------ DATA LISTING ------
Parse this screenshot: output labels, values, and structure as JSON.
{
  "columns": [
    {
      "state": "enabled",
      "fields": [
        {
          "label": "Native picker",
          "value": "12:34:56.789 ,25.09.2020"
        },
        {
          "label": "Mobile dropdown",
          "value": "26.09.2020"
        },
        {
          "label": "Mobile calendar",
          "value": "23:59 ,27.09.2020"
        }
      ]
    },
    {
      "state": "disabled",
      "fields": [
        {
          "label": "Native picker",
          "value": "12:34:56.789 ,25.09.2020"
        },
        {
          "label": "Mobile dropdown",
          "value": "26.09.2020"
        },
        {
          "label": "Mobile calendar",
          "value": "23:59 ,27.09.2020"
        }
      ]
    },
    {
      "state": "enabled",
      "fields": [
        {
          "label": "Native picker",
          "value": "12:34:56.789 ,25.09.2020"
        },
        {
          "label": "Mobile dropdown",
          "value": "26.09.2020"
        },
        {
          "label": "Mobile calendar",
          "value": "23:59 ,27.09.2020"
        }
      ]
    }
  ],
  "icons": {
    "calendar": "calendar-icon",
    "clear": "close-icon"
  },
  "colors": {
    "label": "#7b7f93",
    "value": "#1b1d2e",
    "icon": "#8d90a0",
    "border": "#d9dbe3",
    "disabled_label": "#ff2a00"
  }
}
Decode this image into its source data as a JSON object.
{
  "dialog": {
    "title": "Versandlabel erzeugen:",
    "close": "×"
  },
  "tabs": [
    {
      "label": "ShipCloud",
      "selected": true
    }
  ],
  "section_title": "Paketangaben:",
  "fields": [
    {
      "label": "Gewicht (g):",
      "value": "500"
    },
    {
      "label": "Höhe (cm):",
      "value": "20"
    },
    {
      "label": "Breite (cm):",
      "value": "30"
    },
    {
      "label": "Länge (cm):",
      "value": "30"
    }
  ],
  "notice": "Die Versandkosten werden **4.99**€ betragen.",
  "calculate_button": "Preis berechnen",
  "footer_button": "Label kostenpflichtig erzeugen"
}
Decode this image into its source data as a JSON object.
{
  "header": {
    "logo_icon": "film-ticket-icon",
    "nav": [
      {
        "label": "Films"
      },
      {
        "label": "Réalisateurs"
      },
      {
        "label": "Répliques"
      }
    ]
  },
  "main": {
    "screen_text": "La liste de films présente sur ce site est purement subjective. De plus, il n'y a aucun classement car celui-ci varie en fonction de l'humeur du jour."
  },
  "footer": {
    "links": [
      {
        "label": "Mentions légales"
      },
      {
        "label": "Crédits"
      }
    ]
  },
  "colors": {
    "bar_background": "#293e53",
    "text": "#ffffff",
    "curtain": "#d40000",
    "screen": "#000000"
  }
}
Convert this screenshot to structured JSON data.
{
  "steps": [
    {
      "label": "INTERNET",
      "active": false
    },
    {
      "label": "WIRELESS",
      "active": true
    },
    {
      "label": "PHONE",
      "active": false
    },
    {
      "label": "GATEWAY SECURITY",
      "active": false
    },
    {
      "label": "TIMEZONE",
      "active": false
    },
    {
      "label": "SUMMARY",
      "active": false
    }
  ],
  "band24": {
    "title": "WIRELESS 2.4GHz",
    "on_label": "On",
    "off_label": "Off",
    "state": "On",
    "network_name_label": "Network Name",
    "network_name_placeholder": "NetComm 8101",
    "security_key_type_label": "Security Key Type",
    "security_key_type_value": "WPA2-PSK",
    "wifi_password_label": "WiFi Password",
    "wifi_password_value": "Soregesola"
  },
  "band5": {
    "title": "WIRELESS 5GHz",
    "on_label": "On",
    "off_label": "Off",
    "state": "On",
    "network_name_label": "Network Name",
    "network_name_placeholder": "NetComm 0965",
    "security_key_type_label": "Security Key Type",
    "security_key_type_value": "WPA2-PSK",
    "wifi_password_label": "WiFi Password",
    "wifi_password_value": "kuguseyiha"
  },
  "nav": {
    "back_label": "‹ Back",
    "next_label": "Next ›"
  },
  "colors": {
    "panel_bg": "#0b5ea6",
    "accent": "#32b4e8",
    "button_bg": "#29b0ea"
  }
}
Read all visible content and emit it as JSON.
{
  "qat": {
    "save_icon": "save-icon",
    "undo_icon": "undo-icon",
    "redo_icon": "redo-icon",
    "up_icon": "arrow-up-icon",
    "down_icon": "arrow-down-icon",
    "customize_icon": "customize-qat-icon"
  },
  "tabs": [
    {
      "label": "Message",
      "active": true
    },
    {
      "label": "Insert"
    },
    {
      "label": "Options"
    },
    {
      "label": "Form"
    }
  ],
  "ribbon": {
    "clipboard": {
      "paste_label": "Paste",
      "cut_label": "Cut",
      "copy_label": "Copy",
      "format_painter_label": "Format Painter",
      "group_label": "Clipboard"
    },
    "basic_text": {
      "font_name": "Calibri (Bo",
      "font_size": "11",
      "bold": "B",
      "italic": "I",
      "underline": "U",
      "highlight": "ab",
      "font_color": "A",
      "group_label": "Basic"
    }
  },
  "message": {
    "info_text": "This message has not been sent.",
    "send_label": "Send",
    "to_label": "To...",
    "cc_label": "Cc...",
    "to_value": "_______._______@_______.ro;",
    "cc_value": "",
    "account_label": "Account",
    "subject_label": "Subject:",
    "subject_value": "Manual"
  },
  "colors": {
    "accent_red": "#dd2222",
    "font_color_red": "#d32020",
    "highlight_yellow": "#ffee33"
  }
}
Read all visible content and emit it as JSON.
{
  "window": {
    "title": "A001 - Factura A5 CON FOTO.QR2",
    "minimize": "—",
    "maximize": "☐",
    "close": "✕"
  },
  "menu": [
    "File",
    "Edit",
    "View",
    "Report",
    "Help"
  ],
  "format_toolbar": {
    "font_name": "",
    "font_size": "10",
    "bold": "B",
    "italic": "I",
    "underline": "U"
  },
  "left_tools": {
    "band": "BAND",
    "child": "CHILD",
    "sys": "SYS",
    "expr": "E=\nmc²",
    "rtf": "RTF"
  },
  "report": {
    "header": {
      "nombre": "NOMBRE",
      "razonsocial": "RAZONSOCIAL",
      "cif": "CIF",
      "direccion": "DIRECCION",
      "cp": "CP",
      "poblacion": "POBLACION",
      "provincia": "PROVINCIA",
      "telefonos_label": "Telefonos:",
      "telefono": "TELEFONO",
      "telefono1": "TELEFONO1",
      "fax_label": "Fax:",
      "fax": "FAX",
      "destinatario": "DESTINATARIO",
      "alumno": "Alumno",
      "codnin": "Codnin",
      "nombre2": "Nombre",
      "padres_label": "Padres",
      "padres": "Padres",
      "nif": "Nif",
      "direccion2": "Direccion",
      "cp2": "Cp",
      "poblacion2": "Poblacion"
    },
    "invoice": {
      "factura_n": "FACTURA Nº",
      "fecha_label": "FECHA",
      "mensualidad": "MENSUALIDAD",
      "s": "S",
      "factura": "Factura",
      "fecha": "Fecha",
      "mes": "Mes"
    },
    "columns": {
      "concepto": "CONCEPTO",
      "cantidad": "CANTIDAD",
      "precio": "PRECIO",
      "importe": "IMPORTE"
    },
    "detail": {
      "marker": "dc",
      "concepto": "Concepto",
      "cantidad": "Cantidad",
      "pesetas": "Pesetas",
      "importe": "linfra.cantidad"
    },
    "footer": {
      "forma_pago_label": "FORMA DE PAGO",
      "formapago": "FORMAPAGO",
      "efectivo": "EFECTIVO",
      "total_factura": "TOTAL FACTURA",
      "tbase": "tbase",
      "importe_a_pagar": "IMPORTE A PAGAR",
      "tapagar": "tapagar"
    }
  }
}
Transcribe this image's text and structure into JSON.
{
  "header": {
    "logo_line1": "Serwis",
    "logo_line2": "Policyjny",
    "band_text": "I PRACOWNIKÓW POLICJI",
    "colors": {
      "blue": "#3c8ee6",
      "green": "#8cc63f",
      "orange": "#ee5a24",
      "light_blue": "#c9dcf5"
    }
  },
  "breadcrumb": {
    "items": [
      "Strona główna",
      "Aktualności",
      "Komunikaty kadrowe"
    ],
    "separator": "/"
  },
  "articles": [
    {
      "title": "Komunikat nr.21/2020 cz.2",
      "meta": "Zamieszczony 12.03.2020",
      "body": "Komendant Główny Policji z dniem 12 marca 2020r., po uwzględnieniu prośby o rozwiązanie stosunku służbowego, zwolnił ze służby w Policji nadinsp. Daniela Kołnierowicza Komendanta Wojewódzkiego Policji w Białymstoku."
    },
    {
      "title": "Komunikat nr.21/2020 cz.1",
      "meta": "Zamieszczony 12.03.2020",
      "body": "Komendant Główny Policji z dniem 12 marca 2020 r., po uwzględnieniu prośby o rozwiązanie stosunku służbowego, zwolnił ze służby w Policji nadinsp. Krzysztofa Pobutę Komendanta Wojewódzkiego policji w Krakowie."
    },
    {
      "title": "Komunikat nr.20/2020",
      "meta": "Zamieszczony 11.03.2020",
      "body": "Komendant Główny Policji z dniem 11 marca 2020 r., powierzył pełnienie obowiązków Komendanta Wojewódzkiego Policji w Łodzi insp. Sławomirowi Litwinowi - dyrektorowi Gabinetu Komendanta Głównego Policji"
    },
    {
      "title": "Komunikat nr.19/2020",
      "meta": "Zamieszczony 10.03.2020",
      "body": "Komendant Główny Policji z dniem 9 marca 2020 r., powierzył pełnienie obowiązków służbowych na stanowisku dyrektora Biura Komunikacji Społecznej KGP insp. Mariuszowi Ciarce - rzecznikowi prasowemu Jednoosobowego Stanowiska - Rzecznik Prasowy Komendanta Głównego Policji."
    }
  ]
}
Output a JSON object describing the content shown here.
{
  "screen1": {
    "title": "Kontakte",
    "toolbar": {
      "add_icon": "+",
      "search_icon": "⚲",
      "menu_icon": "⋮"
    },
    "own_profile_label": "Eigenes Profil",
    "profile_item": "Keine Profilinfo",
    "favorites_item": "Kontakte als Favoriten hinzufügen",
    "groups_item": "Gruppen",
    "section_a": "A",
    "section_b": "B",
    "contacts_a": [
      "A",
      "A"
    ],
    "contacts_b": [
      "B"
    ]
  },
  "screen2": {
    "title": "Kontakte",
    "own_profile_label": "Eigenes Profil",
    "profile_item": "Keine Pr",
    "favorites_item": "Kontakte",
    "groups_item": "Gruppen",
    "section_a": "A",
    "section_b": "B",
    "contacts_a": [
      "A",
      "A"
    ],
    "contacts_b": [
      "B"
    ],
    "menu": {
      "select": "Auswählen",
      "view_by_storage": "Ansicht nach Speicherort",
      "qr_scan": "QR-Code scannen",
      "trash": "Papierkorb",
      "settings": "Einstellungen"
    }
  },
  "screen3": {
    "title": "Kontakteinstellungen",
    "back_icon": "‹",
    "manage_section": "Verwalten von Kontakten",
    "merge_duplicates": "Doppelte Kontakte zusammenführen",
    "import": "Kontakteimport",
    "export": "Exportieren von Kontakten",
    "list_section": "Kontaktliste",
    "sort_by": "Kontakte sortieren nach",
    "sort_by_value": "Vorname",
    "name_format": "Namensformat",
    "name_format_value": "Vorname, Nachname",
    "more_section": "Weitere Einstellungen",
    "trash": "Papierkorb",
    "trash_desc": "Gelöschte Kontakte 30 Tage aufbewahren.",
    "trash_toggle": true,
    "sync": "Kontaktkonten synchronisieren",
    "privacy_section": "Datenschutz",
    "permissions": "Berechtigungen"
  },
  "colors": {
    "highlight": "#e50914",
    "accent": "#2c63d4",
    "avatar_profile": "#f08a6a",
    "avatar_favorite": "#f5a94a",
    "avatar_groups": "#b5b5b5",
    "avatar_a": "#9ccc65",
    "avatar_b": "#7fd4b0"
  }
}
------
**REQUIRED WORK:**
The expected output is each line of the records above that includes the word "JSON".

**EXPECTED ANSWER:**
Parse this screenshot: output labels, values, and structure as JSON.
Decode this image into its source data as a JSON object.
Decode this image into its source data as a JSON object.
Convert this screenshot to structured JSON data.
Read all visible content and emit it as JSON.
Read all visible content and emit it as JSON.
Transcribe this image's text and structure into JSON.
Output a JSON object describing the content shown here.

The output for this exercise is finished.